Being a student and parenting at the same time presents challenges beyond what the average student experiences. Recognizing the struggles that nontraditional students often experience in trying to complete their education, Kent State University’s Center for Adult and Veterans Services steps in to provide much-needed support and offer resources to single parents.

The center enhances the experience of nontraditional students – adult students, parents and veterans – both in and out of the classroom, easing the process of returning to college. Services are tailored to provide a comprehensive and high-impact student experience through support and adherence to the highest standards of federal compliance. 

The center offers a program called Literacy and Independence for Family Education (LIFE), which was established as a learning community to support and advocate for single parents as they work toward completing their education. The program, described as a “home away from home” for single parents, supports them by instilling study skills to succeed and providing the help they need to navigate college.

“Single parents are an at-risk population,” says Josh Rider, director of Kent State’s Center for Adult and Veterans Services. “Programs such as LIFE have been proven to lead to the success of single parents, which is what we aim to do.”

Stephanie Newton, Kent State hospitality major with a minor in Pan-African studies, has benefited greatly from the LIFE program.
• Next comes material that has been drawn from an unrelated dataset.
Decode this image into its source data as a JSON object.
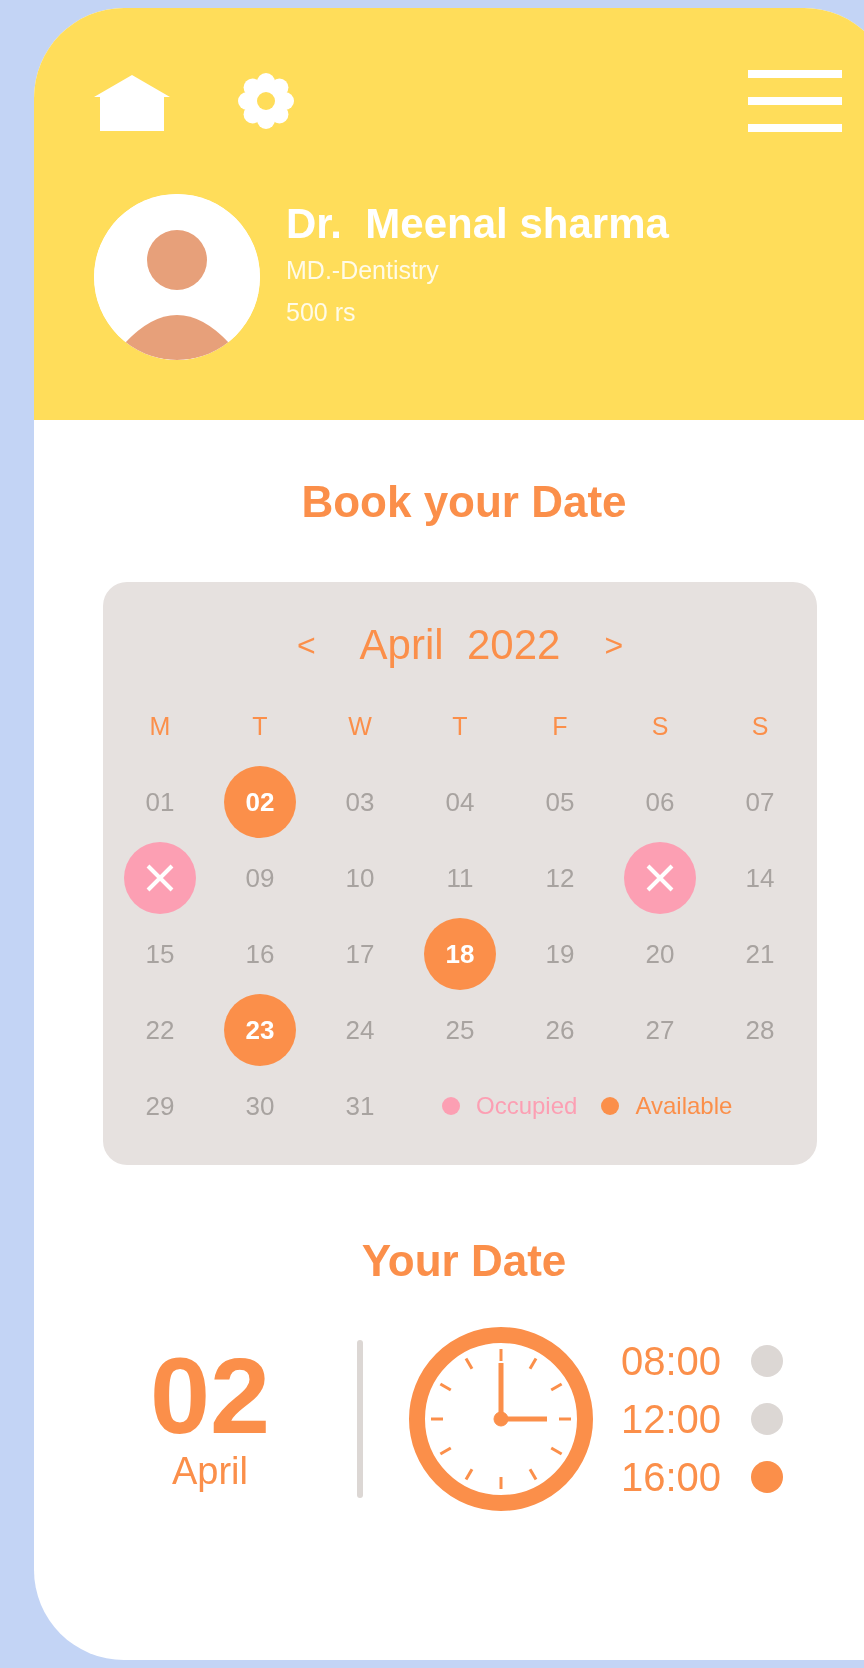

Ms. Newton is a single parent. Although she has four children to look after, LIFE has given her a fresh start in college and the opportunity to provide more for her family in the future.

“During my first semester of sophomore year, I was having issues with resources for class, financial aid and tutoring,” Ms. Newton says. “So I went to my advisor and was able to get connected with the LIFE program, and they’ve been a huge help for me.”

For Ms. Newton, parent and student are just two of her roles; she also works three jobs. She serves as a lead crew member for Kent State’s Dining Services, a student registration assistant for the College of Education, Health and Human Services and a teaching assistant for Techniques of Food Production in Beall Hall. While this is daunting, she does have strong motivation.

“My kids keep me going,” Ms. Newton says. “I’m out here with no family, but it’s the support system from my kids and the LIFE program that helps push me through.”

In addition to informative programs, study sessions and a small scholarship, the Center for Adult and Veterans Services encourages students to attend scheduled study hours both at its office location and at a weekly event called Thursday Night Dinner and Study Hours at the Women’s Center. The study hour session is a collaboration between the Center for Adult and Veterans Services and the Women’s Center. Women’s Center staff members keep the students’ children occupied with games and crafts while their parents use that time to do homework with no distractions.

Dorothy Smith – also known as DJ – is a senior business management major with a 15-year-old son, and she absolutely loves the idea of Thursday Night Study Hours.

“An hour and a half doesn’t seem like much,” Ms. Smith says. “But, being able to focus on your homework with no kids is a lot and incredible of them to do that.”

What makes the program successful is the commitment of hours that its staff puts in to help as many students as they can.

“The LIFE program forms communities and provides skills, health and wellness, and supports academic learning,” Mr. Rider says.

The Center for Adult and Veterans Services works with various types of nontraditional students and any single parent who wishes to take classes but does not have access to the resources needed to do so.

“It’s distinctively Kent State,” Mr. Rider says. “Our work is different every day, and it’s very rewarding when we grow closer to these students and see them overcome challenges.”

This past June, the center hosted a LIFE reunion that will continue its mission with program alumni and former members, providing a time to reconnect with each other and Kent State.

The LIFE program was founded by Rachel Anderson, Ph.D., former director of the Center for Adult and Veterans Services, and Eboni Pringle, Ph.D., dean of University College.

Learn more about Kent State’s Center for Adult and Veterans Services

POSTED: Friday, August 3, 2018 02:59 PM
UPDATED: Wednesday, July 17, 2024 07:13 AM
Chyenne Tatum and Carly Evans